I’d had this book for a while before getting to it. The backcover blurb talks about archeologists and antiquities and I wasn’t sure it was my thing.
And though there is quite a bit of detail about a four hundred year old necklace and historical events from around its era (particularly at the time of its disappearance) the majority of this book is more of a thriller of sorts.
The Perfect Couple
by Lexi Landsman
Published by Penguin Random House Australia
on August 28th 2017
Source: Penguin Random House Australia
Genres: Thriller / Suspense
Sarah and Marco Moretti are the perfect couple. Together they have travelled the globe building high-profile careers as archaeologists. Now, at a dig in Florence, they are on the brink of the discovery of a lifetime.
However their marriage is not what it seems.

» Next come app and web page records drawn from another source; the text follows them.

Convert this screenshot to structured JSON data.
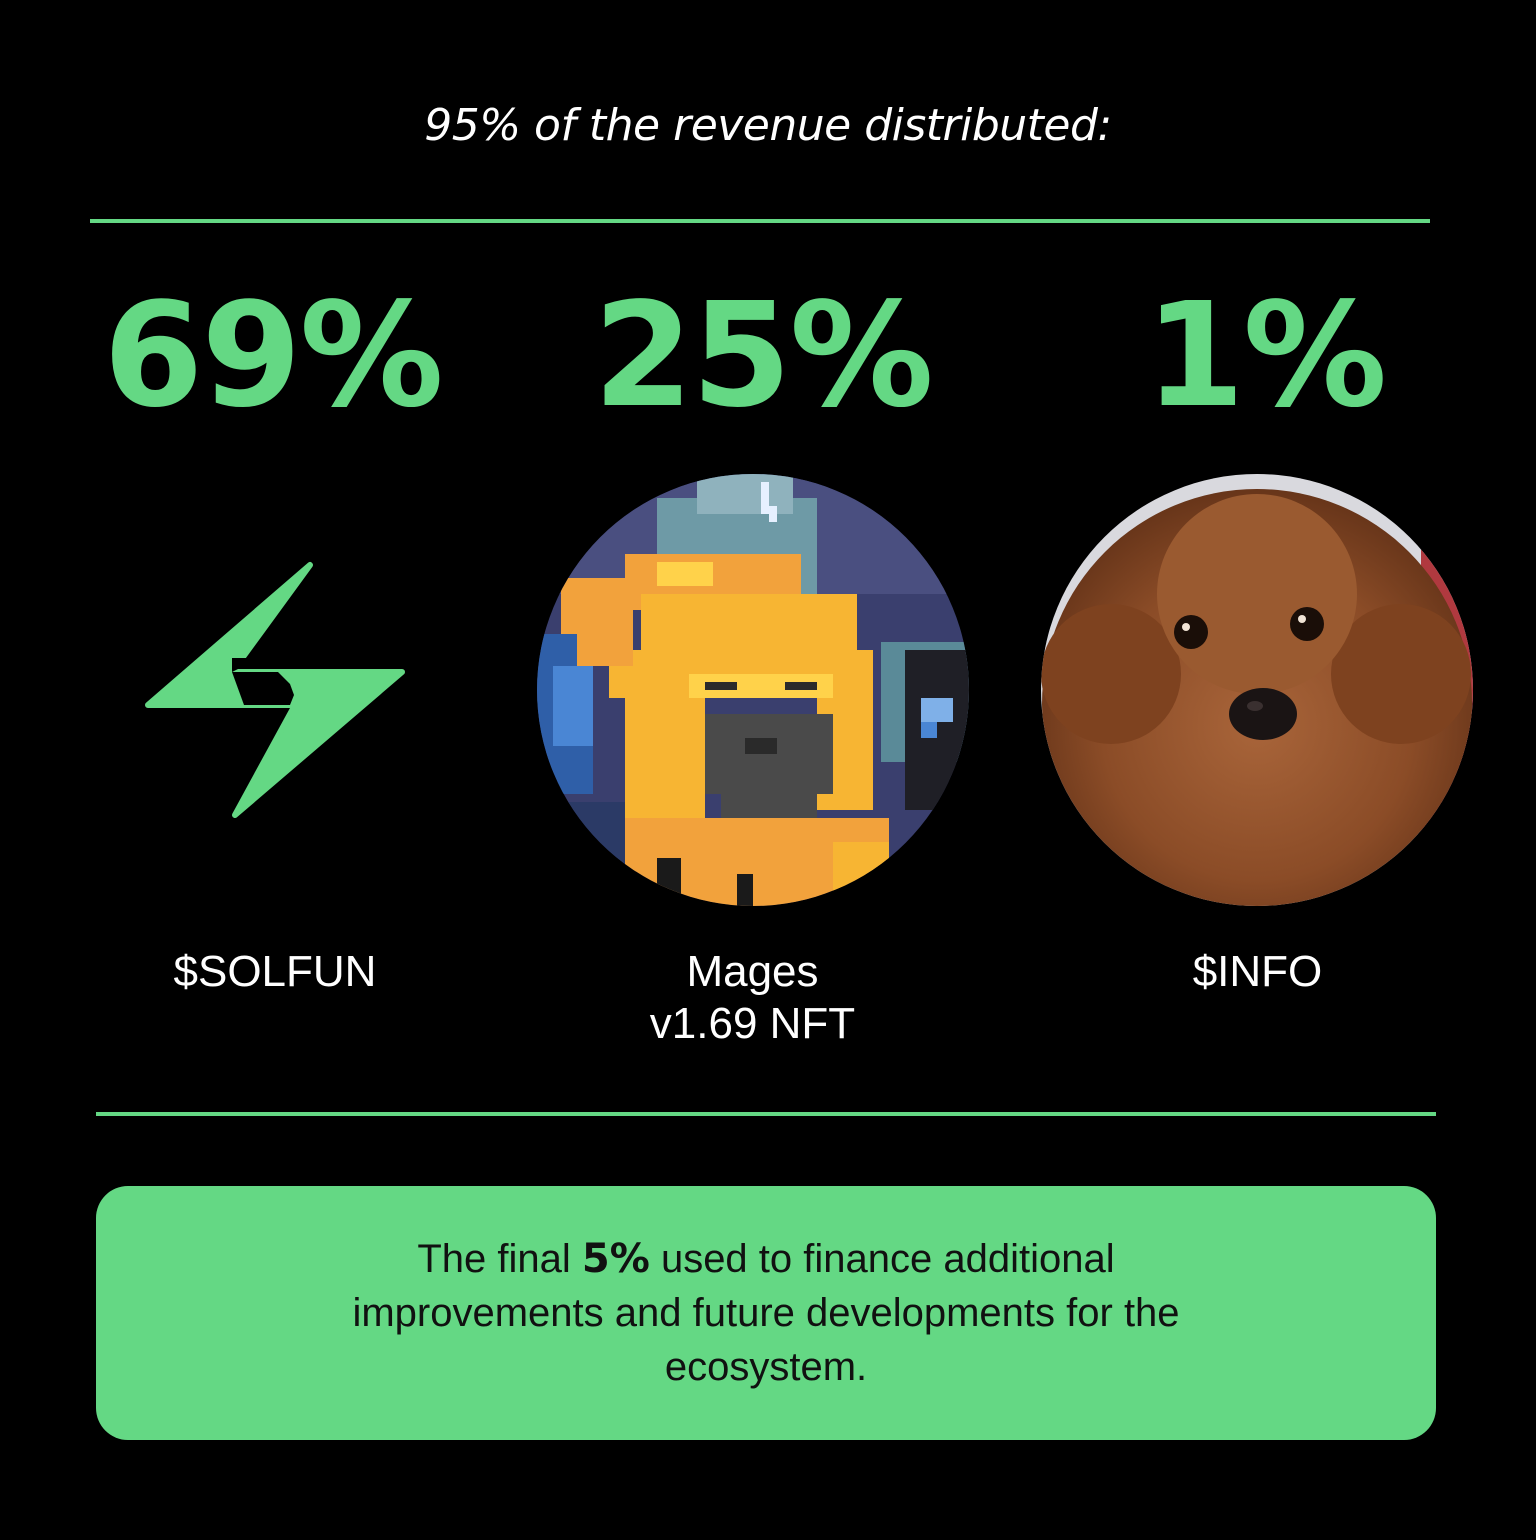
{
  "headline": "95% of the revenue distributed:",
  "accent_color": "#64d884",
  "allocations": [
    {
      "percent": "69%",
      "name": "$SOLFUN",
      "image": "lightning-bolt-logo-icon"
    },
    {
      "percent": "25%",
      "name_line1": "Mages",
      "name_line2": "v1.69 NFT",
      "image": "pixel-mage-avatar"
    },
    {
      "percent": "1%",
      "name": "$INFO",
      "image": "poodle-dog-avatar"
    }
  ],
  "footer": {
    "text_before": "The final ",
    "highlight": "5%",
    "text_after": " used to finance additional improvements and future developments for the ecosystem."
  }
}
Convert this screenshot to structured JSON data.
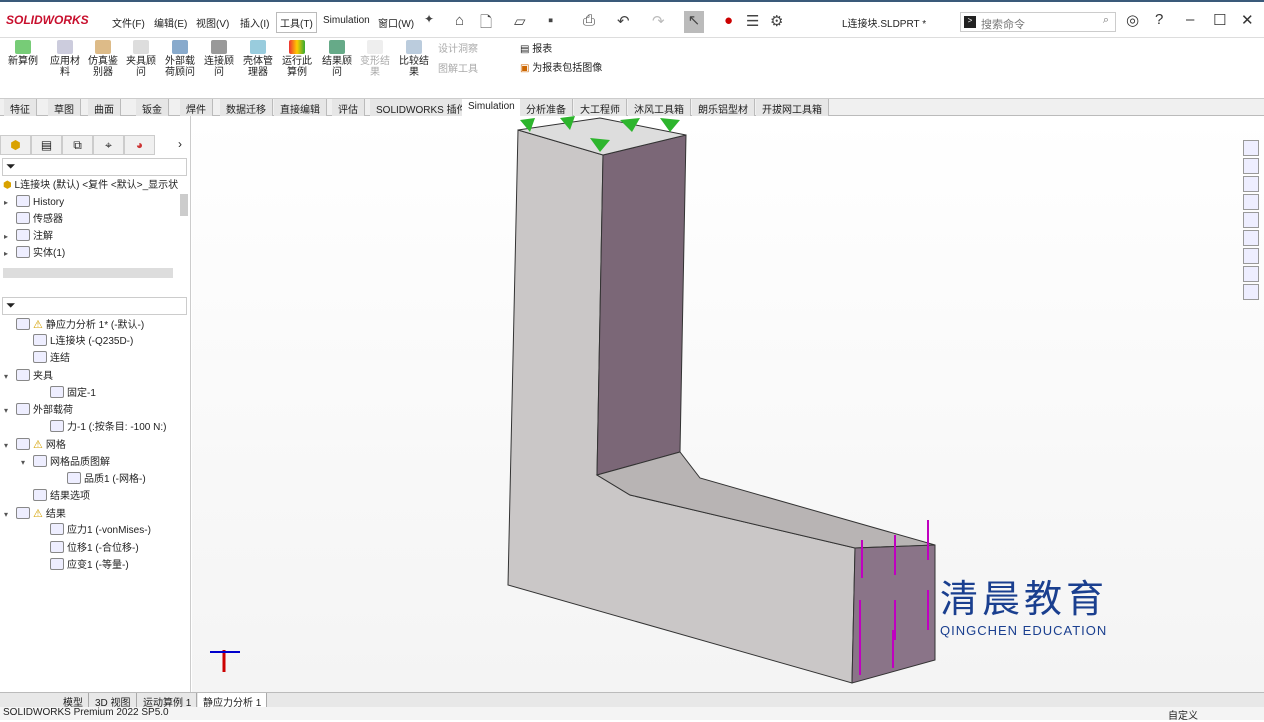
{
  "app": {
    "logo": "SOLIDWORKS",
    "document_title": "L连接块.SLDPRT *",
    "search_placeholder": "搜索命令"
  },
  "menu": [
    "文件(F)",
    "编辑(E)",
    "视图(V)",
    "插入(I)",
    "工具(T)",
    "Simulation",
    "窗口(W)"
  ],
  "ribbon": {
    "buttons": [
      "新算例",
      "应用材料",
      "仿真鉴别器",
      "夹具顾问",
      "外部载荷顾问",
      "连接顾问",
      "壳体管理器",
      "运行此算例",
      "结果顾问",
      "变形结果",
      "比较结果"
    ],
    "small": [
      "设计洞察",
      "图解工具",
      "报表",
      "为报表包括图像"
    ]
  },
  "tabs": [
    "特征",
    "草图",
    "曲面",
    "钣金",
    "焊件",
    "数据迁移",
    "直接编辑",
    "评估",
    "SOLIDWORKS 插件",
    "Simulation",
    "分析准备",
    "大工程师",
    "沐风工具箱",
    "朗乐铝型材",
    "开拔网工具箱"
  ],
  "feature_tree": {
    "root": "L连接块 (默认) <复件 <默认>_显示状",
    "items": [
      "History",
      "传感器",
      "注解",
      "实体(1)"
    ]
  },
  "sim_tree": [
    "静应力分析 1* (-默认-)",
    "L连接块 (-Q235D-)",
    "连结",
    "夹具",
    "固定-1",
    "外部载荷",
    "力-1 (:按条目: -100 N:)",
    "网格",
    "网格品质图解",
    "品质1 (-网格-)",
    "结果选项",
    "结果",
    "应力1 (-vonMises-)",
    "位移1 (-合位移-)",
    "应变1 (-等量-)"
  ],
  "bottom_tabs": [
    "模型",
    "3D 视图",
    "运动算例 1",
    "静应力分析 1"
  ],
  "status": {
    "left": "SOLIDWORKS Premium 2022 SP5.0",
    "right": "自定义"
  },
  "watermark": {
    "cn": "清晨教育",
    "en": "QINGCHEN EDUCATION"
  },
  "colors": {
    "brand": "#c8102e",
    "load": "#c000c0",
    "fixture": "#2db52d"
  }
}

On the very evening that Sarah uncovers the San Gennaro necklace – a long-lost antiquity that will bring them worldwide fame - she witnesses Marco kissing another woman. Blinded by tears, she drives home alone in the dead of night . . .
When Sarah wakes up in hospital, she has no memory of the car accident that brought her there - or the 48 hours preceding it.
Gone is the knowledge of her husband’s infidelity. But gone too is all recollection of finding the precious necklace.
This book started a little slowly for me. I wasn’t hooked and worried a little that it would be too densely filled with detail of bygone eras – Napoleonic Wars and the like.
However, things turned around halfway into the book and I found myself more invested in the unfolding plot.
We readers are kinda privy to the events of the night of Sarah’s car accident – or at least some of them. And we know more about each of the characters (in some ways) than they know about each other. We’re like their secret-keepers. And part of this is because we’re in the heads of all four key characters from the book: Marco, Sarah and their kids, 20yr old Daniel and 16yr old Emily.
Because we’re in their heads we know that neither Marco, nor (post-accident) Sarah have any idea where the necklace is… but everyone else seems to either assume: they’ve taken it for themselves; or they didn’t discover it at all.
Marco is decidedly unlikeable. And we can assume he’s supposed to be as Landman’s written him in a way he’s ridiculously arrogant and vain, happily admitting this to himself (and us). Later, there’s a sense of remorse or guilt over his ambition and desire for fame / recognition, to the detriment of his family life, but it’s a bit ‘too little too late’.
Daniel, Emily and Sarah were all likeable characters and interestingly, I probably engaged more with Daniel than the other two as there was something really real, honest and accessible about his character.
Little progress is initially made to uncover the events of the night of the accident (and the night the necklace was found)… Sarah wishes she remembered more but has reconciled herself to never knowing. Whereas Marco – whose reputation is on the line – is sure his wife will recover her memories. Eventually.
Eventually things come to a head via a kidnapping and ransom request. I felt as if we were able to fairly easily identify those involved – not just via the plot itself but also the language used by the person involved. I decided it would be too obvious however, and it didn’t entirely seem logical – though in retrospect I guess they were drawn to the plan because of their desperation.
I should mention that Lexi Landsman is an Australian TV producer and journalist so there’s an Oz flavour to the book through Sarah, who was raised here and who meets Italian-born Marco at University here before she puts her career aside to focus on her children and (later) support Marco in his search for the necklace.
Although I eventually enjoyed this and read it in a sitting, it didn’t quite hit the mark for me. I loved some of the twists Landman threw in at the end however and this book will appeal to those with an interest in history, archeology and antiquities as well as lovers of novels of suspense.
The Perfect Couple by Lexi Landsman was published in Australia by Penguin Random House and is now available.
I received a copy of this book from the publisher for review purposes.